Mordden continues his decade-by-decade survey of the Broadway musical by moving backwards from the 1950s (Coming Up Roses, 1998) to the ‘40s.
The 1940s was, as the author points out immediately, a unique decade in musical theater history; for the first time, extensive documentation in the form of original cast albums exists for many shows; WWII alters theatergoing habits and casting possibilities; there are certified classics produced that are still performed today more or less intact; and the Rodgers and Hammerstein “revolution” shakes the genre to its foundations. Yet, as Mordden notes drily, at the outset of the decade the state of the art was dire, a compendium of bad jokes, stale books, and nice tunes. Then came Pal Joey and several other shows that challenged the status quo and led up to the earthquake of Oklahoma! As always, Mordden is vastly knowledgeable, witty, and incisive in his judgments. His best writing is as sexy and slangy as a Cole Porter lyric. Where Coming Up Roses seemed somehow subdued, backing away from his usual flash-and-filigreed style, the new volume dives in, sometimes over its head. But the book is never less than entertaining and, at its best, offers a dramatically different viewpoint from other, stodgier theater histories. Mordden is to be congratulated for such gems as his rescue of Cabin in the Sky from undeserved oblivion, and his frank and balanced analysis of much-picked-over classics like Annie Get Your Gun and Kiss Me Kate.

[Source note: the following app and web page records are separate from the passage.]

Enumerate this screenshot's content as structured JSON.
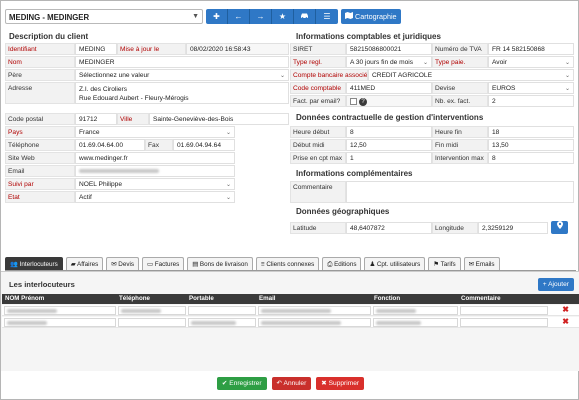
{
  "header": {
    "client_name": "MEDING - MEDINGER",
    "nav_icons": [
      "plus-icon",
      "arrow-left-icon",
      "arrow-right-icon",
      "star-icon",
      "car-icon",
      "menu-icon"
    ],
    "carto_label": "Cartographie"
  },
  "client": {
    "title": "Description du client",
    "identifiant_label": "Identifiant",
    "identifiant": "MEDING",
    "maj_label": "Mise à jour le",
    "maj": "08/02/2020 16:58:43",
    "nom_label": "Nom",
    "nom": "MEDINGER",
    "pere_label": "Père",
    "pere": "Sélectionnez une valeur",
    "adresse_label": "Adresse",
    "adresse_l1": "Z.I. des Ciroliers",
    "adresse_l2": "Rue Edouard Aubert - Fleury-Mérogis",
    "cp_label": "Code postal",
    "cp": "91712",
    "ville_label": "Ville",
    "ville": "Sainte-Geneviève-des-Bois",
    "pays_label": "Pays",
    "pays": "France",
    "tel_label": "Téléphone",
    "tel": "01.69.04.64.00",
    "fax_label": "Fax",
    "fax": "01.69.04.94.64",
    "web_label": "Site Web",
    "web": "www.medinger.fr",
    "email_label": "Email",
    "suivi_label": "Suivi par",
    "suivi": "NOEL Philippe",
    "etat_label": "Etat",
    "etat": "Actif"
  },
  "compta": {
    "title": "Informations comptables et juridiques",
    "siret_label": "SIRET",
    "siret": "58215086800021",
    "tva_label": "Numéro de TVA",
    "tva": "FR 14 582150868",
    "type_regl_label": "Type regl.",
    "type_regl": "A 30 jours fin de mois",
    "type_paie_label": "Type paie.",
    "type_paie": "Avoir",
    "compte_label": "Compte bancaire associé",
    "compte": "CREDIT AGRICOLE",
    "code_compta_label": "Code comptable",
    "code_compta": "411MED",
    "devise_label": "Devise",
    "devise": "EUROS",
    "fact_mail_label": "Fact. par email?",
    "nb_fact_label": "Nb. ex. fact.",
    "nb_fact": "2"
  },
  "interv": {
    "title": "Données contractuelle de gestion d'interventions",
    "heure_debut_label": "Heure début",
    "heure_debut": "8",
    "heure_fin_label": "Heure fin",
    "heure_fin": "18",
    "debut_midi_label": "Début midi",
    "debut_midi": "12,50",
    "fin_midi_label": "Fin midi",
    "fin_midi": "13,50",
    "prise_label": "Prise en cpt max",
    "prise": "1",
    "interv_max_label": "Intervention max",
    "interv_max": "8"
  },
  "compl": {
    "title": "Informations complémentaires",
    "commentaire_label": "Commentaire"
  },
  "geo": {
    "title": "Données géographiques",
    "lat_label": "Latitude",
    "lat": "48,6407872",
    "lng_label": "Longitude",
    "lng": "2,3259129"
  },
  "tabs": [
    {
      "label": "Interlocuteurs",
      "icon": "users-icon"
    },
    {
      "label": "Affaires",
      "icon": "folder-icon"
    },
    {
      "label": "Devis",
      "icon": "mail-icon"
    },
    {
      "label": "Factures",
      "icon": "invoice-icon"
    },
    {
      "label": "Bons de livraison",
      "icon": "truck-icon"
    },
    {
      "label": "Clients connexes",
      "icon": "list-icon"
    },
    {
      "label": "Editions",
      "icon": "print-icon"
    },
    {
      "label": "Cpt. utilisateurs",
      "icon": "user-icon"
    },
    {
      "label": "Tarifs",
      "icon": "tag-icon"
    },
    {
      "label": "Emails",
      "icon": "mail-icon"
    }
  ],
  "contacts": {
    "title": "Les interlocuteurs",
    "add_label": "Ajouter",
    "columns": [
      "NOM Prénom",
      "Téléphone",
      "Portable",
      "Email",
      "Fonction",
      "Commentaire"
    ],
    "row_count": 2
  },
  "actions": {
    "save": "Enregistrer",
    "cancel": "Annuler",
    "delete": "Supprimer"
  },
  "colors": {
    "accent": "#2f78c6",
    "required": "#b00000",
    "save": "#2e9e44",
    "delete": "#c9302c"
  }
}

That he has something new to add to the mountain of verbiage dedicated to these shows is one indication of how good he really is.
Occasionally abrasive, sometimes overwritten but still an essential book on Broadway.